The urgent requirement now is medical education.  It is amazing how radical the new regulations are and many people still don’t seem to realise how far the government has gone.  They go much further than we at CLEAR had even dared to dream and the definition of cannabis-derived medicinal product (CDMP) is very broad.  When we were consulted on it by the Department of Health and MHRA we never thought they would accept all our recommendations.  They enable the prescription of every form of cannabis, including flower, oil and concentrate, provided they meet quality standards.

So the problem with the law is gone. Literally, it is all over. It is absolute and total victory. Now two big problems remain. Education is the first but this is being addressed.  NICE has acted commendably fast to start recruiting a panel to advise on prescribing guidelines and Professor Mike Barnes, CLEAR’s scientific and medical advisor has already developed a series of introductory online training modules. Early in November his Medical Cannabis Clinicians Society launches and this will be an important forum for the future.

The second big problem is supply.  Where are the CDMPs to come from?  Sativex falls into the definition and this was GW Pharma’s big opportunity to act responsibly and imaginatively.  The possibility still exists that it will substantially reduce the absurd, rip-off price that it has been charging for Sativex since 2010.  If it had the imagination it could very easily turn over some of its production to unlicensed CDMPs for which there is now a ready market. I fear that it is wedded to licensed products only, hugely expensive and, in my judgement, unnecessary clinical trials and very high prices for its end products.  If so, then I will be selling my shares.  I admire the company for its courage, innovation and high standards but if it does not seize this opportunity then I believe it is failing in its duty to shareholders and also to Britain, which let’s remember has gifted it a privileged and unique opportunity in the world.  Fail now to provide for the needs of UK patients and that amounts to betrayal.

So for now the only possible sources of supply that meet the definition will be Bedrocan in the Netherlands and some of the Canadian licensed producers. US companies cannot export.  Neither can the Israeli companies and they would also face a thoroughly deserved boycott of their products even if Netanyahu was to issue export licences.  Bedrocan can barely meet demand from its existing customers and there is talk of it having difficulties with a ceiling on its export licenses.

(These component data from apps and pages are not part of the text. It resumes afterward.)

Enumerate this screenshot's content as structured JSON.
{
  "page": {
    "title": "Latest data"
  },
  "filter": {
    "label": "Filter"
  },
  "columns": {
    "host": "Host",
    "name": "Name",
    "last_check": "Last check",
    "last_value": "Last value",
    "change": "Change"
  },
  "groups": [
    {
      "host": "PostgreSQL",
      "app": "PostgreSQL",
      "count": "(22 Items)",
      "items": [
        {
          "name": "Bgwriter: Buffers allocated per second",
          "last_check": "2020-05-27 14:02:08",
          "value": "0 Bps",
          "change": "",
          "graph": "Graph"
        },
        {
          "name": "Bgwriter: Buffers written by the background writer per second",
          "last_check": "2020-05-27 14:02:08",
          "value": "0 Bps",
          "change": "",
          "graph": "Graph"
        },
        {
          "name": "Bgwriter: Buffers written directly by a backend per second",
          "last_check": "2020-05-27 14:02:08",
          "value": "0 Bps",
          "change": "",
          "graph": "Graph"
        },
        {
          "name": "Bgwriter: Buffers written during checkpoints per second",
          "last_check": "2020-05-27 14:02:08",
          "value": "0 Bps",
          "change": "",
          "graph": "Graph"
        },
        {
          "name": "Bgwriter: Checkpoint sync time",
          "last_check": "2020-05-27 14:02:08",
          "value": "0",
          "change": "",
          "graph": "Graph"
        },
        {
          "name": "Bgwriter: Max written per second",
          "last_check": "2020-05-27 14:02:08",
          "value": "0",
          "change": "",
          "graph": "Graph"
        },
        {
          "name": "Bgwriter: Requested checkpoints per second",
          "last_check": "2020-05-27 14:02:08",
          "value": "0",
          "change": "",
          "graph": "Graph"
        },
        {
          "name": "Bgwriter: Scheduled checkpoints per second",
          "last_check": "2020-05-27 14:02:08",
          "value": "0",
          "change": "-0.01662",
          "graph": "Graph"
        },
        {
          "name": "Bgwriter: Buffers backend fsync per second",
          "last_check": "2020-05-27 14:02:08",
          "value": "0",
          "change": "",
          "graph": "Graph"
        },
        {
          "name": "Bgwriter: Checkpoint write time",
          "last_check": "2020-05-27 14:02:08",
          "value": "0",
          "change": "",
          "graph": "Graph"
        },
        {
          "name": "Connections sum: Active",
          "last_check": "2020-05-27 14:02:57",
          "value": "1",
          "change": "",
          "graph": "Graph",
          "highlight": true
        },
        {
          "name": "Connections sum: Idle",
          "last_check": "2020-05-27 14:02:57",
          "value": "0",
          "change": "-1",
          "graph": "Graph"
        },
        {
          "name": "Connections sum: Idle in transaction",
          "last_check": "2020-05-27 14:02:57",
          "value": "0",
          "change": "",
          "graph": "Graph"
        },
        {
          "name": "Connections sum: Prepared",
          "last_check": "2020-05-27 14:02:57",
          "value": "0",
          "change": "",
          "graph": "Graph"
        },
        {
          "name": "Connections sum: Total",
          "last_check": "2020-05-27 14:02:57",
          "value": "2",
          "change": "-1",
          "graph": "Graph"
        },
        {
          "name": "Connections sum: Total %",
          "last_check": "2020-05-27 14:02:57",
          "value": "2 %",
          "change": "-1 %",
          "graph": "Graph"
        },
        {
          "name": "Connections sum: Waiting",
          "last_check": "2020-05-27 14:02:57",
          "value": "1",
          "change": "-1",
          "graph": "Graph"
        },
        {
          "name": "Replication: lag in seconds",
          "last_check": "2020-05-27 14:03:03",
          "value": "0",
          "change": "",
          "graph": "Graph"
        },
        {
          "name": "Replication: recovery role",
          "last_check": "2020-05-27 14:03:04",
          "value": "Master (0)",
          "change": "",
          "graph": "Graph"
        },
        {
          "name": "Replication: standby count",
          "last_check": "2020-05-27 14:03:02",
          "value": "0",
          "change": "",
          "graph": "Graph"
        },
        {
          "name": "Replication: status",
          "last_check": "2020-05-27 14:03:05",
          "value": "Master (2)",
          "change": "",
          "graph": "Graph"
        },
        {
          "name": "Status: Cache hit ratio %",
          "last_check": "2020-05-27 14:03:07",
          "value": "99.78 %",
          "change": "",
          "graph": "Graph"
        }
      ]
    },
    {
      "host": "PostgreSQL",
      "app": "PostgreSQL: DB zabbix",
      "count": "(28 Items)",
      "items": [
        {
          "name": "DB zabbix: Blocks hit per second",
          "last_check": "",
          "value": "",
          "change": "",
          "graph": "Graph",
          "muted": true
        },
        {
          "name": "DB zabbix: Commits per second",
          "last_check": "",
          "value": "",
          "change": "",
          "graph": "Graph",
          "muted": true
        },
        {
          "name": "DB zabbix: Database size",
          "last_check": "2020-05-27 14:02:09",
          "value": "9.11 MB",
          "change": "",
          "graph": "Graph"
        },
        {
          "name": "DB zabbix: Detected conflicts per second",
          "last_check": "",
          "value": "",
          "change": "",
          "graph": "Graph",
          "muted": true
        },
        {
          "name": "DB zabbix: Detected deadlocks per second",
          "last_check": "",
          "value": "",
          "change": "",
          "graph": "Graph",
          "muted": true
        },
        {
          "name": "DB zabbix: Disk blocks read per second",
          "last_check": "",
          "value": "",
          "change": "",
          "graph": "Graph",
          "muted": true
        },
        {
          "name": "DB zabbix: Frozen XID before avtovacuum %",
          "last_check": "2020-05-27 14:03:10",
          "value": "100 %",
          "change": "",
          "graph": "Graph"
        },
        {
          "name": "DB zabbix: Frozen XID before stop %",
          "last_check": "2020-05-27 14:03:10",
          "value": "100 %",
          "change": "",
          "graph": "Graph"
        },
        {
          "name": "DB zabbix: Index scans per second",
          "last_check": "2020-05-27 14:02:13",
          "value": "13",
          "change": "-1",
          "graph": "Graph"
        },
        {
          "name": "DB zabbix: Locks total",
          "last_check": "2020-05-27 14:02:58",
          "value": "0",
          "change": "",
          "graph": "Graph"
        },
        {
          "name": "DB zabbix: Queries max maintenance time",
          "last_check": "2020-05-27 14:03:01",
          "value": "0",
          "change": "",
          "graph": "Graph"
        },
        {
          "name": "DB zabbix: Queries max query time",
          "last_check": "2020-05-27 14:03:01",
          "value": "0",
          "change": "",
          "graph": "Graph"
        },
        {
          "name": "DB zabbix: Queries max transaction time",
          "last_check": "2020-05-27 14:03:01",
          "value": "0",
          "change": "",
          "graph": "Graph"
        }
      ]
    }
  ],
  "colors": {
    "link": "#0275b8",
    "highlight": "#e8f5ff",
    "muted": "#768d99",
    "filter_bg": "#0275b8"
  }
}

Only some Canadian producers meet the required GMP quality standards and they too are facing shortages as they also supply the recently legalised recreational market which is seriously short of product.

So the Home Office has to act and start issuing domestic production licences and it has to do so immediately.  Whether it will, remains to be seen.  Its drugs licensing department is a shambles, staffed by officials who do not even understand the law they are supposed to administrate, who regularly give different, contradictory answers on different days and exceed their lawful authority as a matter of course.  If there is a ‘hostile environment’ for immigration in the Home Office, for drugs licensing and cannabis production it has been hostile but also aggressive, paranoid and stupid ever since the Misuse of Drugs Act 1971.

The urgent need is for prospective British cannabis producers to mobilise their MPs and for immediate pressure to be brought on the Home Office at the highest level.  Sajid Javid has shown he can act decisively.  Expanding domestic cannabis production is the inevitable next step in what he has already achieved.  He must act now.

So the future in the UK for those who need cannabis as medicine is brighter than could ever have been imagined.  The next steps are challenging but nowhere near as difficult as the campaign to reform the law that CLEAR has fought for nearly 20 years.  Don’t blame doctors, continue to blame the government and hold their feet to the fire until they act on medical education and cannabis production as they must.